So, as your students begin to investigate the meaning of 9/11 ten years after it occurred - more than half of any of their lifespans - we can, through the use of critical learning strategies, explore not just those events but, much more importantly, how history is constructed, and why.
This understanding is vital to citizenship in an era when students can literally see history being constructed - in many ways and for many purposes - all around them. They can watch Wikipedia entries being edited as events happen. They can switch between cable channels are see/hear radically different versions of history. They can easily see how “front” page coverage of any event varies around the nation, and the world. They can watch films and video which offer contradictory visions of both current events and history on their computers or phones.

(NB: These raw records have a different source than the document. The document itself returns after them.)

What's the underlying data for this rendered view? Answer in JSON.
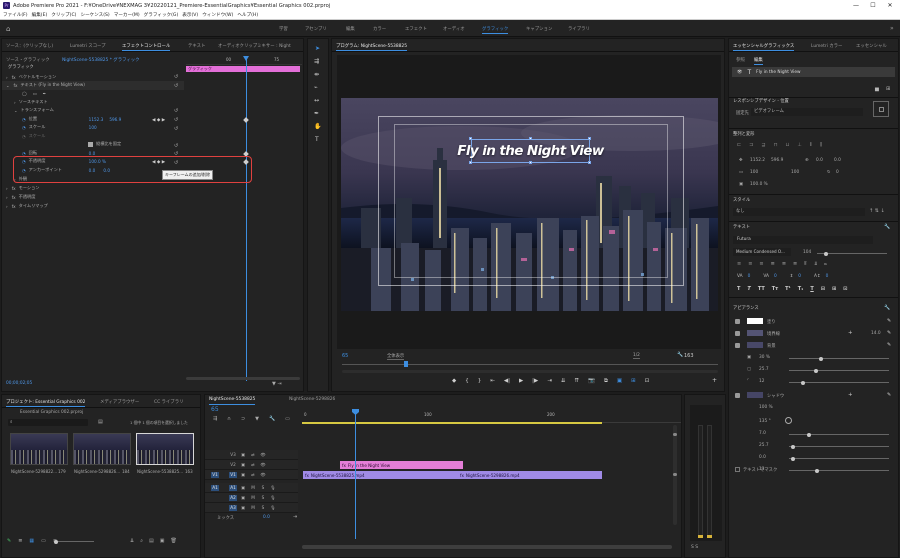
{
  "window": {
    "title": "Adobe Premiere Pro 2021 - F:¥OneDrive¥NEXMAG 3¥20220121_Premiere-EssentialGraphics¥Essential Graphics 002.prproj",
    "minimize": "—",
    "maximize": "☐",
    "close": "✕"
  },
  "menu": [
    "ファイル(F)",
    "編集(E)",
    "クリップ(C)",
    "シーケンス(S)",
    "マーカー(M)",
    "グラフィック(G)",
    "表示(V)",
    "ウィンドウ(W)",
    "ヘルプ(H)"
  ],
  "workspaces": {
    "items": [
      "学習",
      "アセンブリ",
      "編集",
      "カラー",
      "エフェクト",
      "オーディオ",
      "グラフィック",
      "キャプション",
      "ライブラリ"
    ],
    "active": "グラフィック"
  },
  "effectControls": {
    "tabs": [
      "ソース：(クリップなし)",
      "Lumetri スコープ",
      "エフェクトコントロール",
      "テキスト",
      "オーディオクリップミキサー : Night"
    ],
    "activeTab": "エフェクトコントロール",
    "master": "ソース・グラフィック",
    "sequence": "NightScene-5538825 * グラフィック",
    "header": "グラフィック",
    "ruler": [
      "00",
      "75"
    ],
    "clipBar": "グラフィック",
    "rows": [
      {
        "label": "ベクトルモーション",
        "indent": 1
      },
      {
        "label": "テキスト (Fly in the Night View)",
        "indent": 1
      },
      {
        "label": "ソーステキスト",
        "indent": 2
      },
      {
        "label": "トランスフォーム",
        "indent": 2
      },
      {
        "label": "位置",
        "v1": "1152.3",
        "v2": "596.9",
        "indent": 3
      },
      {
        "label": "スケール",
        "v1": "100",
        "v2": "",
        "indent": 3
      },
      {
        "label": "スケール",
        "v1": "",
        "v2": "",
        "indent": 3
      },
      {
        "label": "",
        "v1": "縦横比を固定",
        "v2": "",
        "indent": 3
      },
      {
        "label": "回転",
        "v1": "0.0",
        "v2": "",
        "indent": 3
      },
      {
        "label": "不透明度",
        "v1": "100.0 %",
        "v2": "",
        "indent": 3
      },
      {
        "label": "アンカーポイント",
        "v1": "0.0",
        "v2": "0.0",
        "indent": 3
      },
      {
        "label": "外観",
        "v1": "",
        "v2": "",
        "indent": 1
      },
      {
        "label": "モーション",
        "indent": 1
      },
      {
        "label": "不透明度",
        "indent": 1
      },
      {
        "label": "タイムリマップ",
        "indent": 1
      }
    ],
    "tooltip": "キーフレームの追加/削除",
    "timecode": "00;00;02;05"
  },
  "program": {
    "tabTitle": "プログラム: NightScene-5538825",
    "overlayTitle": "Fly in the Night View",
    "timecode": "65",
    "fit": "全体表示",
    "quality": "1/2",
    "duration": "163",
    "colors": {
      "sky": "#3c3a52",
      "title": "#ffffff"
    }
  },
  "essentialGraphics": {
    "tabs": [
      "エッセンシャルグラフィックス",
      "Lumetri カラー",
      "エッセンシャル"
    ],
    "subtabs": [
      "参照",
      "編集"
    ],
    "activeSub": "編集",
    "layer": "Fly in the Night View",
    "responsive": "レスポンシブデザイン - 位置",
    "pin": "固定先",
    "pinValue": "ビデオフレーム",
    "alignSection": "整列と変形",
    "pos": [
      "1152.2",
      "596.9"
    ],
    "anchor": [
      "0.0",
      "0.0"
    ],
    "scale": "100",
    "rot": "0",
    "opacity": "100.0 %",
    "styleLabel": "スタイル",
    "styleValue": "なし",
    "textLabel": "テキスト",
    "font": "Futura",
    "fontStyle": "Medium Condensed O...",
    "fontSize": "104",
    "tracking": [
      "0",
      "0",
      "0",
      "0"
    ],
    "appearance": "アピアランス",
    "fill": "塗り",
    "stroke": "境界線",
    "background": "背景",
    "shadow": "シャドウ",
    "strokeVal": "14.0",
    "bgVals": [
      "30 %",
      "25.7",
      "12"
    ],
    "shadowVals": [
      "135 °",
      "100 %",
      "7.0",
      "25.7",
      "0.0",
      "13"
    ],
    "textMask": "テキストでマスク"
  },
  "project": {
    "tabs": [
      "プロジェクト: Essential Graphics 002",
      "メディアブラウザー",
      "CC ライブラリ"
    ],
    "file": "Essential Graphics 002.prproj",
    "selection": "1 個中 1 個の項目を選択しました",
    "clips": [
      {
        "name": "NightScene-5298822...",
        "dur": "179"
      },
      {
        "name": "NightScene-5298826...",
        "dur": "184"
      },
      {
        "name": "NightScene-5538825...",
        "dur": "163"
      }
    ]
  },
  "timeline": {
    "tabs": [
      "NightScene-5538825",
      "NightScene-5298826"
    ],
    "timecode": "65",
    "ruler": [
      "0",
      "100",
      "200"
    ],
    "tracks": [
      {
        "name": "V3",
        "type": "video"
      },
      {
        "name": "V2",
        "type": "video"
      },
      {
        "name": "V1",
        "type": "video"
      },
      {
        "name": "A1",
        "type": "audio"
      },
      {
        "name": "A2",
        "type": "audio"
      },
      {
        "name": "A3",
        "type": "audio"
      }
    ],
    "mix": "ミックス",
    "mixVal": "0.0",
    "clips": [
      {
        "label": "Fly in the Night View",
        "track": "V2",
        "color": "#e26fd1"
      },
      {
        "label": "NightScene-5538825.mp4",
        "track": "V1",
        "color": "#9a7be4"
      },
      {
        "label": "NightScene-5298826.mp4",
        "track": "V1",
        "color": "#9a7be4"
      }
    ]
  }
}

All this gives them far more responsibility for the construction of community history than any recent generation had. In this century we are all historians, researching, comprehending, assembling, reporting. We can all spread the stories as we build them.
The struggle over how the past is remembered is not merely an academic exercise. As an example, Hollywood’s films about World War I produced in the 15 years after the war’s end usually portrayed a brutal and pointless war which left veterans physically and emotionally crippled. Four Horseman of the Apocalypse, The Big Parade, All Quiet on the Western Front These began to be replaced in the late 1930s and early 1940s by much more “heroic” and “noble” film versions, led by Sergeant York. In a few years World War I was converted from being a worthless battle which produced “The Lost Generation” into the heroic crusade for democracy it had seemed in 1917 and 1918. In the years after the end of the Vietnam War, the American film industry produced a number of films, including the Rambo series, which seemed to refight that war with a more heroic ending for Americans. Other highly popular entertainment, from Wilson (1944), JFK (1991) to Inglorious Bastards (2009) have been seen as altering history with political intent. The same is true for books, video games, television shows and numerous websites.
Our students cannot continue to learn history by recalling dates or simply remembering names of leaders. That form of school history has too often produced a public, in the US and elsewhere, unable to see through the misuse of history, or a too specific view of history. It is also not enough to present “two sides to a story” as if the structure of history is bi-polar. Rather, our students must learn how to look deeply and critically into the stories which are the building blocks of our community understanding of history.
September 11, 2001, recent enough to have happened in the lifespans of many of today’s students, subject to multiple forms of “telling” almost since the day itself, and so essential to Americans and their relationships to both their own government and the world, is an important place to begin this work.
“What stories do we tell and hear about “Nine Eleven” today? How do “Nine Eleven” stories differ? How does where you live affect the “Nine Eleven” stories told today? Why do we tell these stories?”
2011 theatrical retellings of 9/11 - Generation 9/11 Falling Man The War at Home WTC View The Art of Justice
Film retellings - World Trade Center United 93 Reign Over Me Fahrenheit 9/11
Book retellings - American Ground: Unbuilding the World Trade Center by William Langewiesche (Alternate Review) 110 Stories: New York Writes After September 11 by Ulrich Baer The Looming Tower: Al-Qaeda and the Road to 9/11 by Lawrence Wright
Storytelling as a national issue which reaches all the way to the US Constitution:
Ground Zero Mosque - http://www.nytimes.com/2009/12/09/nyregion/09mosque.html